With a heavy heart I called the front desk again, imagining the clerk seeing my room number and looking at a colleague like, Jesus Christ, the American lady who doesn’t know what spray starch is again, what the fuck is up with her? “May I help you?” she said, no impatience in her voice.
“My room suddenly became bright,” I said. “I don’t know what’s going on.”
She told me to hang on a second. When she came back on the line, she said, “I think maybe - it’s lightning?”
Was I in The Twilight Zone? Were they rebooting Candid Camera? It was one thing to compare actual dampness to acute spray starch overuse, it was quite another to compare sustained artificial light to a nature-driven flash of light, particularly when the sky was, and had been, perfectly clear and dry for days. “It’s not lightning,” I said wearily. “I know what lightning looks like. It generally comes and goes. This is persistent.”
She actually laughed at this. She suggested that I close the window shades. I said that I did not want to close the window shades, and they wouldn’t close anyway, I just wanted my room to have not suddenly and inexplicably become bright. She told me to hang on a second. As I did, I remembered, with mounting horror, having seen photos of the hotel at night with pink decorative lighting around it. I opened the window and craned my neck to see the windows on the fourth floor. Every window was lit up. Along the frame of each of my windows, outside, was a fluorescent tube casting into the falling darkness (but also into my room) a harsh, rose-toned light. I sank to my knees as the clerk came back on the line.
“Do you see a switch next to your bed?” she asked.
I stood up. Was it possible I might survive this?
Increasingly, it seems one needs a degree in electrical engineering to regulate the lights in a hotel room. Among the maybe eight light switches next to my bed was a switch all on its own which gave off the air of controlling a whole separate universe. She directed my attention to this switch and I pressed it. The darkness returned, the semi-darkness, anyway, with the pleasant faint light of the city.

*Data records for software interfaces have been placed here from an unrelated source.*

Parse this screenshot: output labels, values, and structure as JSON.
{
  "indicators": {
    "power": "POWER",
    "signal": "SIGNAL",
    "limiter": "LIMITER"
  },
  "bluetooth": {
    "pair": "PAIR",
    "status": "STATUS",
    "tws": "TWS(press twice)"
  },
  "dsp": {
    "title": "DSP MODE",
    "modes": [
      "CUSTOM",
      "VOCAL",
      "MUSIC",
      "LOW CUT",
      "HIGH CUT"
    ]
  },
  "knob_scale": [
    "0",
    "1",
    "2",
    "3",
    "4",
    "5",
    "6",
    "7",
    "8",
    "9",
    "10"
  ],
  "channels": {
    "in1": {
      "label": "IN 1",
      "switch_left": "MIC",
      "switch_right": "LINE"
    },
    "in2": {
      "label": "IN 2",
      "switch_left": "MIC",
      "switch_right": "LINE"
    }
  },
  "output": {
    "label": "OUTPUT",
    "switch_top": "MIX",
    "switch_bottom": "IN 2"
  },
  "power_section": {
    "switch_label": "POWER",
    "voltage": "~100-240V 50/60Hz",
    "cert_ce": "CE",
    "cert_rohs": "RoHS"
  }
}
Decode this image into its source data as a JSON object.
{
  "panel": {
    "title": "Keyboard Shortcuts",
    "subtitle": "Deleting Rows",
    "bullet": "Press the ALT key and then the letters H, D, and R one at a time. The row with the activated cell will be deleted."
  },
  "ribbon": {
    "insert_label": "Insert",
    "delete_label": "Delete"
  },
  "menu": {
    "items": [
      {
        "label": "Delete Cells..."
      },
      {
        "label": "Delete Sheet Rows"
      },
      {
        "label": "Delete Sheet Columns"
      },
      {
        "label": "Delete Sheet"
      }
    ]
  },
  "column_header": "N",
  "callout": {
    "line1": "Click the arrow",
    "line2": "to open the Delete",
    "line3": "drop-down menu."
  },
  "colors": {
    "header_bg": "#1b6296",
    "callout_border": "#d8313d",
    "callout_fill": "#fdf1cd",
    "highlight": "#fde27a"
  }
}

The clerk told me that some guests really love these lights coming on in their room at night. I said that even if these people existed, it might be useful to direct people staying in rooms that randomly became light as it was getting dark to the opt-out switch next to their bed and to also be aware that in the future other guests might find this turn of events alarming and it would be best not to tell them that what they were experiencing was not light but actually lightning.
But that’s not the point. The point is that now I was wide awake, awake enough to eat dinner and then, as one was supposed to, fall asleep after dinner and sleep at the normal hours of the place where you’d just arrived. Thank you to the management of this hotel for helping me out. The rest of my stay was great. I was given free breakfast for my pains, and after getting a full English the first morning, I had one every day afterward. I love full English breakfast more than anything in this world, and I didn’t know this, and I wouldn’t have if my sheets hadn’t been wet and I hadn’t been woken up by a bunch of pink lights as if I had suddenly been thrown into the middle of the Victoria Secret fashion show. It was all worth it.
This post reminded me of how aggressively unhelpful Londoners are. Bless their hearts.